A honed finish may also be used on furniture tops and other surfaces.

3. A flamed finish is a rough textured surface


Marble

Clean marble with a clean, slightly damp cloth and then dry with a soft towel. Avoid bleach, acidic cleaners or any abrasive household cleaners with marble, as etching and dullness may occur. Never leave a chemical, citric or acidic item or substance on the marble and use felt pads or runners to prevent items from scratching the surface.


Granite

Clean with a clean, damp cloth and use a small amount of soapy water for heavy residue or debris. Avoid ammonia, bleach or any cleaning products with solvents or caustics, as this will remove the sealant.


Outdoor Furniture

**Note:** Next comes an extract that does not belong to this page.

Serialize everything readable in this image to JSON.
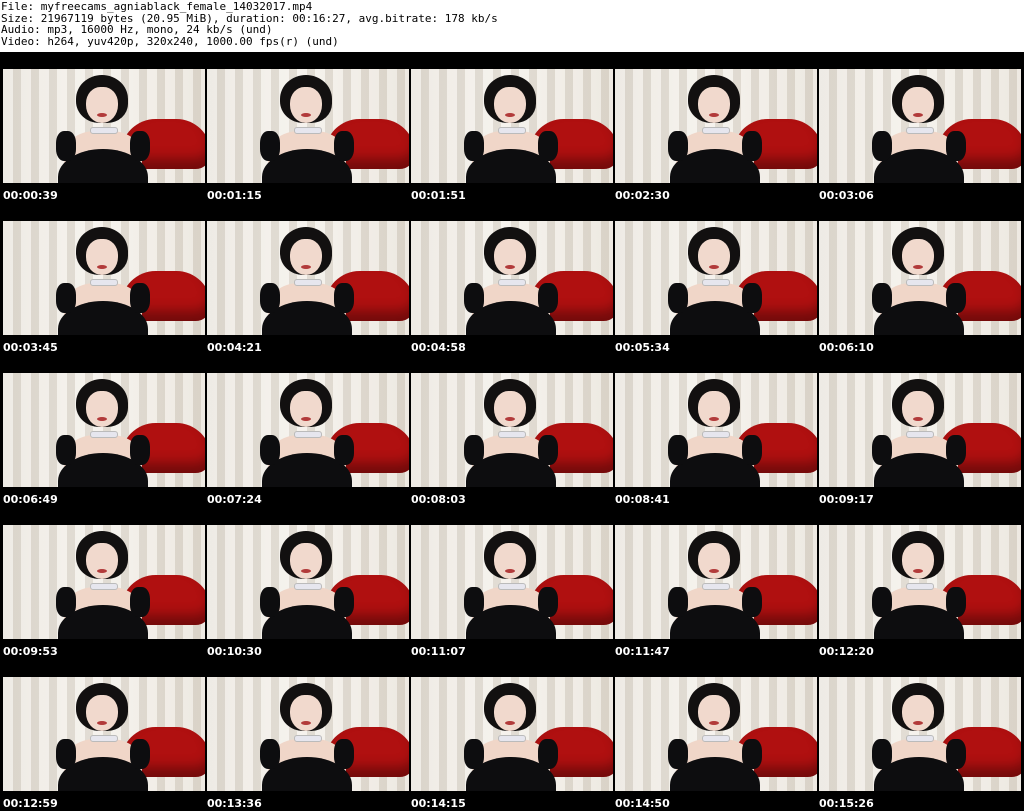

Our quality synthetic wicker strands have a UV proofing that helps it resist fading, when combined with quality powder coated aluminum frame and outdoor fabrics furniture will keep its color far longer than traditional outdoor furniture. In order to keep you furniture in the best condition some maintenance is required.

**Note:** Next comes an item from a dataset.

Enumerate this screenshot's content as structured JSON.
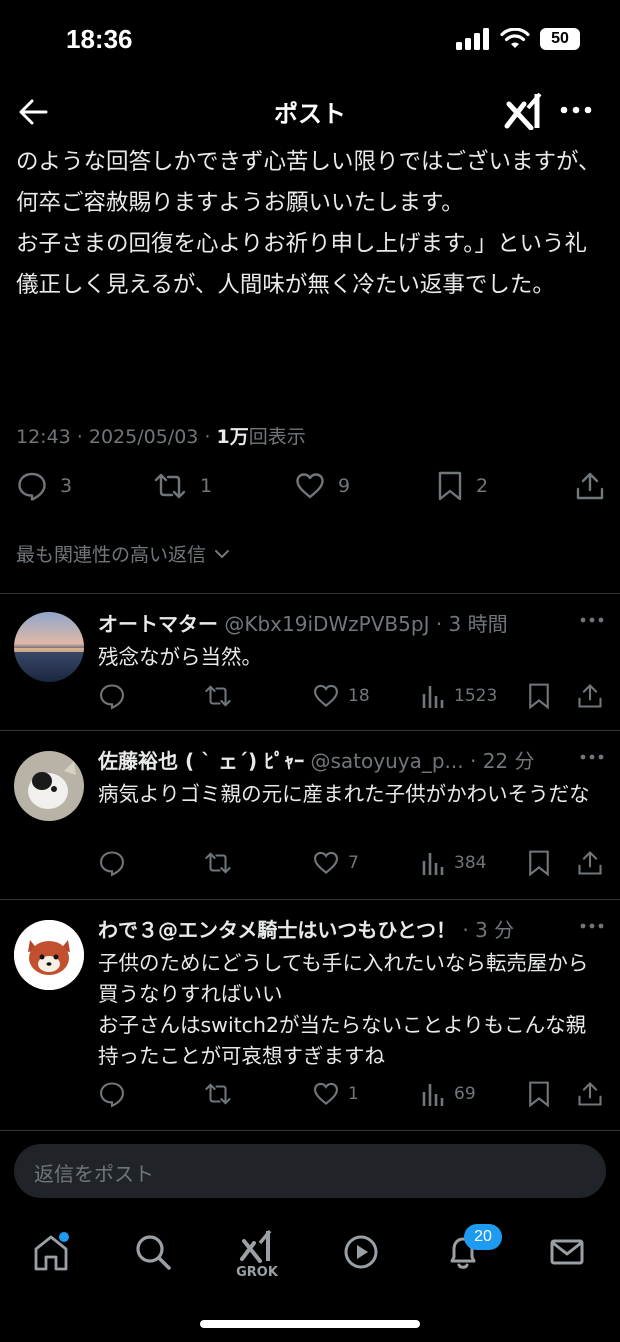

How to clean your outdoor furniture:


Step 1: Rinse off the synthetic wicker on a regular basis. The air is full of dirt, dust and grit, here in South Florida it is also full of salt; all of these items will over time cause issues to anything left outside. You do not need any special soaps, just a quick rinse. Rain is also full of pollutants that can harm your furniture, just because it rained doesn't mean the furniture is clean.


Step 2: If you will be away for an extended period of time clean and store the items to preserve their lifespan.

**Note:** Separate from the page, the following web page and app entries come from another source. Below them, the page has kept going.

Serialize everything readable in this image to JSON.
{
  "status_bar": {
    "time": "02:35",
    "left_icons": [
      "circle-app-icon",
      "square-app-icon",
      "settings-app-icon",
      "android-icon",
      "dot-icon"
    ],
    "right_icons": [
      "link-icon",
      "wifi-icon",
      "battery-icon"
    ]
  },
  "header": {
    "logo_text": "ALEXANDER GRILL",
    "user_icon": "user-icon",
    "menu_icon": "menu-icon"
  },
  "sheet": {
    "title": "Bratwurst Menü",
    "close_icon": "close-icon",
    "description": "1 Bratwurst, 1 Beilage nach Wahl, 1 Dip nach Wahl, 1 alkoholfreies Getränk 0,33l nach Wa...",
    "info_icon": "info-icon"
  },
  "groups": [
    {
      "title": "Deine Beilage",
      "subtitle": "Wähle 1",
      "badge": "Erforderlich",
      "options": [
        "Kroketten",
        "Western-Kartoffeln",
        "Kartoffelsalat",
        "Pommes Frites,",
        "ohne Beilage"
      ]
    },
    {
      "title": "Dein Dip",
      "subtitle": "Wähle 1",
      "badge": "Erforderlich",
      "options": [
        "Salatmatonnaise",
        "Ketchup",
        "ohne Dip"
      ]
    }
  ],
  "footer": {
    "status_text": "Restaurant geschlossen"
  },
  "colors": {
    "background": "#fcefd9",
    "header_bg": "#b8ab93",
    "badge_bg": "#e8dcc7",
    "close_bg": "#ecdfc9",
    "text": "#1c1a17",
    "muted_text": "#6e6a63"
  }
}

Step 3: Our Outdoor Fabric does not promote mildew growth, however, mildew may grow on dirt and other foreign substances that are not removed from the fabric. We recommend washing your outdoor cushion covers on a semi regular basis to improve the look and life of the pieces.


Tip 1: Machine wash in cold water. Depending on wash load size, use recommended amounts of mild laundry detergent on a gentle setting.

Tip 2: Do Not put in the dryer.

Tip 3: Do Not Dry Clean.

Tip 4: When you have removed and washed the covers of the pillows, also rinse the pillows themselves and let air dry.


Rugs

Cowhide

Care & C leaning:


Vacuum regularly to remove dust as with any regular rug. If a stain should occur it can be removed by soft brushing and rubbing the grain of the hair with mild soap and water.


We recommend you do not place your hide under direct sun light and to rotate your hide every 3 months in high traffic areas.


Shag

Care & C leaning:


Step 1: Vacuum regularly to remove dust and dirt.


Step 2: Spot Removal is one of the most crucial areas of rug maintenance, and acting quickly when anything is spilled or dropped makes cleaning easier.

Tip 1: Immediately blot spills with paper towels or a clean cloth and remove any solids.

Tip 2: Pretest any cleaning agent in a small unobtrusive area.

Tip 3: Work inward from the spot to the center to prevent spreading.

Tip 4: Wait a few minutes for the cleaning agent to work on the spot. Follow recommended directions of the cleaner you used.

Tip 5: After the cleaning agent has removed the spot, blot excess moisture with paper towels or a clean cloth.

Tip 6: Rinse with clean water and blot excess moisture with paper towels or a clean cloth.




Stain Treatment C hart

Spot

Step 1

Step 2

Step 3

Alcoholic Drink

1

2

-

Blood

1

2

-

Butter

3

2

-

Candle Wax

6

4

-

Gum

4

3

-

Coffee

1

2

3

Soda

1

2

-

Cream

2

3

-

Floor Wax

3

2

-

Gravy & Sauce

5

2

3

Ink (fountain pen)

1

2

-

Ink (ball Point)

4

7

2

Lipstick

3

2

-

Milk

5

3

2

Nail Polish

6

3

-

Oil & Grease

3

2

-

Latex Paint

1

2

3

Oil Paint

9

3

2

Rust

3

2

8

Salad Dressing

2

3

-

Shoe Polish

3

2

-

Tar

3

-

-

Urine (fresh)

1

2

-

Urine (old)

1

2

10

Wine

9

1

2

For each Stain listed to the right, apply the steps below.

1. Add cold water and blot

2. Detergent Solution or WoolClean Dry©

3. Mineral Spirits or Turpentine

4. Chill with aerosol Freezing Spray

or Ice in a bag; follow by picking gum out

5. Warm Water

6. Nail Polish remover

7. Isopropyl Alcohol

8. Rust Remover

9. Absorbent Powder (i.e. Salt, talc...)

10 Absorbent cleaner